Please count how many lines in the entries below contain "mkdir" and reply with the figure alone.
------ SOURCE DATA
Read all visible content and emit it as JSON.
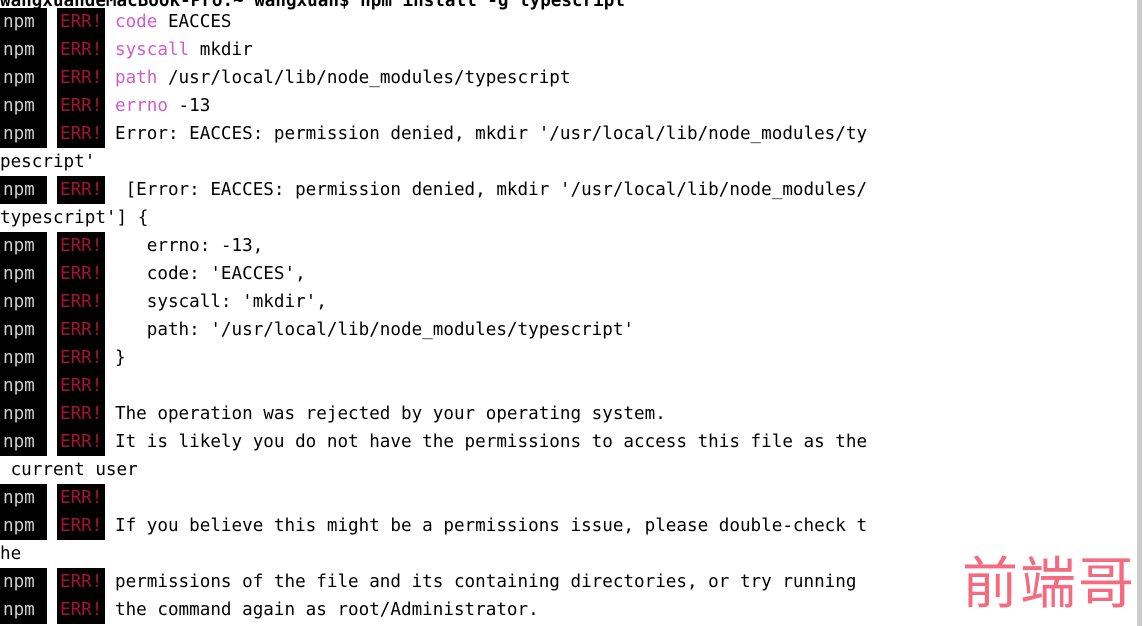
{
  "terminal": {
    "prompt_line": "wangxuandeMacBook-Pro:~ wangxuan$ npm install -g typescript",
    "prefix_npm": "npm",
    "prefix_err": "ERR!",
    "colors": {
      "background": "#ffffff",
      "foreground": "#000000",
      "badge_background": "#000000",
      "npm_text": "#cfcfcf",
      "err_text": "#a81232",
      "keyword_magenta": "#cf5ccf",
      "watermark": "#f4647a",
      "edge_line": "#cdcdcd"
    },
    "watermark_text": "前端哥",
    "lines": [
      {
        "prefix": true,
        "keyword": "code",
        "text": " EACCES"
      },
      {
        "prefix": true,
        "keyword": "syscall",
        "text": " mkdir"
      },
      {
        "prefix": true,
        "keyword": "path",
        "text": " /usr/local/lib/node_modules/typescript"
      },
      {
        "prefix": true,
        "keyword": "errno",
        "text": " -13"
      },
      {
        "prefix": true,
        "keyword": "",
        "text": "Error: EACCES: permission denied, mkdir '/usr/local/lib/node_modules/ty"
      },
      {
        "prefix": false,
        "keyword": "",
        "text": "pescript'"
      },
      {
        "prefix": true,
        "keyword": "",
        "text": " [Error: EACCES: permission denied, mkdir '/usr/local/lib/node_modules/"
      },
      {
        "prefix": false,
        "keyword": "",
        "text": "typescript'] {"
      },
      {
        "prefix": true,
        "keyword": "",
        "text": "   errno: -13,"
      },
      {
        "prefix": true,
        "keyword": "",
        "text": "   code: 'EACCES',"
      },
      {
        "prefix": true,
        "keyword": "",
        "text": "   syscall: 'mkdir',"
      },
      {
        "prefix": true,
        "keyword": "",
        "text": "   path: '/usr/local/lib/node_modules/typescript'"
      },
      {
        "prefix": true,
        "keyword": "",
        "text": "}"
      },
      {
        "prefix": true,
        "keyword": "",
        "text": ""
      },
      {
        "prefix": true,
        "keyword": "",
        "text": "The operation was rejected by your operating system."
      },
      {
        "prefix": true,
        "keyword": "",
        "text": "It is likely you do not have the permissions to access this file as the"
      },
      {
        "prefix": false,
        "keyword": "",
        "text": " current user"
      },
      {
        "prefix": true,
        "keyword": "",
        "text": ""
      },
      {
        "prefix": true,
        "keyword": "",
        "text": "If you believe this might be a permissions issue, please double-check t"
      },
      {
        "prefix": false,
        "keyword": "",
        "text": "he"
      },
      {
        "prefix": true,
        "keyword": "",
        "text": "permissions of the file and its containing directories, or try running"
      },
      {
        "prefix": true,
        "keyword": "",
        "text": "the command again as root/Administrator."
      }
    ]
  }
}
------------
- [TASK RESULT] 4